But maintaining such a voice requires a lot of dedication. As a lyric soprano, Deborah is aware that her entire body is an instrument. “As a result, everything I do in my day-to-day life is geared around nurturing and protecting my voice. For instance, when someone in my house gets a cold, I have to wear a surgical mask. It’s not like being a rock and roll star where you can party all night and it just makes your voice sound better!”

That said, our Deborah is no fan of the elite ‘airs-and-graces’ mentality that pervades so much of the opera and classical music spheres. Which is why her latest production, Till The Black Lady Sings – which premiered at last year’s Brisbane Festival and looks set to visit other cities soon – is such a breath of fresh … arias.

“I love opera and recitals, but they can be a bit elitist. My goal is to sing operatic repertoire that I’m suited to, but to take it to an audience that perhaps don’t seem themselves as opera goers. I want to make it more accessible, which is what I’ve done with Black Lady. It’s essential a recital, but there’s storytelling and patter. It’s not a black-tie affair!”

Deborah Cheetham, Soprano and author of internationally acclaimed play, White Baptist Abba Fan, is a graduate of the N.S.W Conservatorium of Music and has studied in New York at the Julliard School of Music.
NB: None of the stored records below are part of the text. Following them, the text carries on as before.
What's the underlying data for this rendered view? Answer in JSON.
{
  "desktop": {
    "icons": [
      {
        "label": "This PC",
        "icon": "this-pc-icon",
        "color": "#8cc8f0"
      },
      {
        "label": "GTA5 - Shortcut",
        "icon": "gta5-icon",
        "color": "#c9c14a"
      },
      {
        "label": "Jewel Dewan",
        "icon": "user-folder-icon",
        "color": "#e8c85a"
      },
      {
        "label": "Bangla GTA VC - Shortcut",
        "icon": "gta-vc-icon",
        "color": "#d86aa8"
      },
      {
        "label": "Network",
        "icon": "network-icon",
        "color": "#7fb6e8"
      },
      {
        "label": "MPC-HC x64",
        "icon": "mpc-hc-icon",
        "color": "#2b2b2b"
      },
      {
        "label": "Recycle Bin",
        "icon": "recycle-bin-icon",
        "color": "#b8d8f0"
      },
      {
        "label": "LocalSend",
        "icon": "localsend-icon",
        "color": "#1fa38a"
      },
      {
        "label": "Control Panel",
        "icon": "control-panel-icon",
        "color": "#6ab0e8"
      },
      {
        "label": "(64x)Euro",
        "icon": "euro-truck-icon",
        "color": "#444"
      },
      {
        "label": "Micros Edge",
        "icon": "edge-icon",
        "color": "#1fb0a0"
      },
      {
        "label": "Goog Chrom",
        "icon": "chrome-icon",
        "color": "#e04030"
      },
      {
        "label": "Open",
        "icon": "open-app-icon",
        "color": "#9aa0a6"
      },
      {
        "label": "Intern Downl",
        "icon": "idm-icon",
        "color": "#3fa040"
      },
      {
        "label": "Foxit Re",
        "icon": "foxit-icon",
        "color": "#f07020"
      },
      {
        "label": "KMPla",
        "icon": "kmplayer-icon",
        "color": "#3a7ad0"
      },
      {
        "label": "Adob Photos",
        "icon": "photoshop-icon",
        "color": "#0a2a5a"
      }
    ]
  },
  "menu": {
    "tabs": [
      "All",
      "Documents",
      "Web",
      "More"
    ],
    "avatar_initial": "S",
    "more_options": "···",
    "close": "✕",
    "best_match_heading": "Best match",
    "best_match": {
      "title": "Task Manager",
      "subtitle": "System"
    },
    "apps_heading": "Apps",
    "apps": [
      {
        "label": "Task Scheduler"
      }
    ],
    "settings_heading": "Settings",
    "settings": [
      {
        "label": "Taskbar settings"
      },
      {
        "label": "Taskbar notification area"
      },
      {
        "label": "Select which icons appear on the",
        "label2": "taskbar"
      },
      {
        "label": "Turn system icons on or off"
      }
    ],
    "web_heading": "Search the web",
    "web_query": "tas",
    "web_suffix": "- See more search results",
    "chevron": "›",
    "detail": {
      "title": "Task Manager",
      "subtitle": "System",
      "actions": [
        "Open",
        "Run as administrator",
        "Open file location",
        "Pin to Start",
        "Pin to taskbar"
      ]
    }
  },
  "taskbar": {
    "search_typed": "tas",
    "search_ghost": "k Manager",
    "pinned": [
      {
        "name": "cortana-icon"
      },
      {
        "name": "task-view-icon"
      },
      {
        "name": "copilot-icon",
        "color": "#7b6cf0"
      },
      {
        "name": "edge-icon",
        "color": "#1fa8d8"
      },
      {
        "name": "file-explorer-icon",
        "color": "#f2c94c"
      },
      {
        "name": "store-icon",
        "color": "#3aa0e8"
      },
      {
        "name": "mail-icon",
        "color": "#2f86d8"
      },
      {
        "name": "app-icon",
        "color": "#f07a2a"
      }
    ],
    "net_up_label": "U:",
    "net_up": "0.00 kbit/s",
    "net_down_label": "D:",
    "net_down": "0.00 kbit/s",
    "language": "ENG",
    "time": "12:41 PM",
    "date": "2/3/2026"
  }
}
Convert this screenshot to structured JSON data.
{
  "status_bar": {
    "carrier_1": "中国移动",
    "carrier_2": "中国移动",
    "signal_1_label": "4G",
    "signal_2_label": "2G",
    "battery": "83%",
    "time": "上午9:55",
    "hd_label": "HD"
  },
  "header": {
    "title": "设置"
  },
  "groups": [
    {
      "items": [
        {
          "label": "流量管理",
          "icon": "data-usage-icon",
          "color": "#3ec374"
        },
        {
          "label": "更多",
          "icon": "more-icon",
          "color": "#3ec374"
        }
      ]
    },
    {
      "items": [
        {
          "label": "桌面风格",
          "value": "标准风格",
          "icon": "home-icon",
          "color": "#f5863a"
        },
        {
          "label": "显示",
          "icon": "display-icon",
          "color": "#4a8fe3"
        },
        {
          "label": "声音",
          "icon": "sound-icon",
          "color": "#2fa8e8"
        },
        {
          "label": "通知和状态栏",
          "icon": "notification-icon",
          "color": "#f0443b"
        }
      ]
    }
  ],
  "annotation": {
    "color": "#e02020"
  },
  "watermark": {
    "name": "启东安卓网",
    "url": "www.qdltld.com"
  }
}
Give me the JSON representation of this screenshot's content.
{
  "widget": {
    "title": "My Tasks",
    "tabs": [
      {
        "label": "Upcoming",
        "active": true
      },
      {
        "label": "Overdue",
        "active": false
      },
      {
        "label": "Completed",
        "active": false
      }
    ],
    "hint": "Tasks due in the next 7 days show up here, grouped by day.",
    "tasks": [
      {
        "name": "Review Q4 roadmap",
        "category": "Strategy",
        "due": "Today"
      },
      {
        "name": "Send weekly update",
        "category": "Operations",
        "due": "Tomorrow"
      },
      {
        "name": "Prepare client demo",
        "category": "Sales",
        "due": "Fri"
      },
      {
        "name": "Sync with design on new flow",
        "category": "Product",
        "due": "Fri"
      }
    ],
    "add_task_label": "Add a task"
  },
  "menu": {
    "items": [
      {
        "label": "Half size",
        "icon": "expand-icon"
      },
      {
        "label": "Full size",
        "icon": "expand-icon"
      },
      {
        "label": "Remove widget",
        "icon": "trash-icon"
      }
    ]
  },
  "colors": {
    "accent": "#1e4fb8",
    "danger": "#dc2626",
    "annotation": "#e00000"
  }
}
As an actor and a singer Ms Cheetham has performed in Germany, Switzerland, the United Kingdom, New Zealand and throughout Australia. In the theatre Ms Cheetham has recently added to her list of credits a season of White Baptist Abba Fan to full houses at the Barbican Centre, which is the home of the Royal Shakespeare Company in London.

On the concert platform Ms Cheetham has established her place as an artist in great demand with performances for the 2000 World Expo in Germany, the Opening Ceremony of the Sydney 2000 Olympic Games and the 2001 Centenary of Federation Concerts in Sydney and Melbourne.

Comments are closed.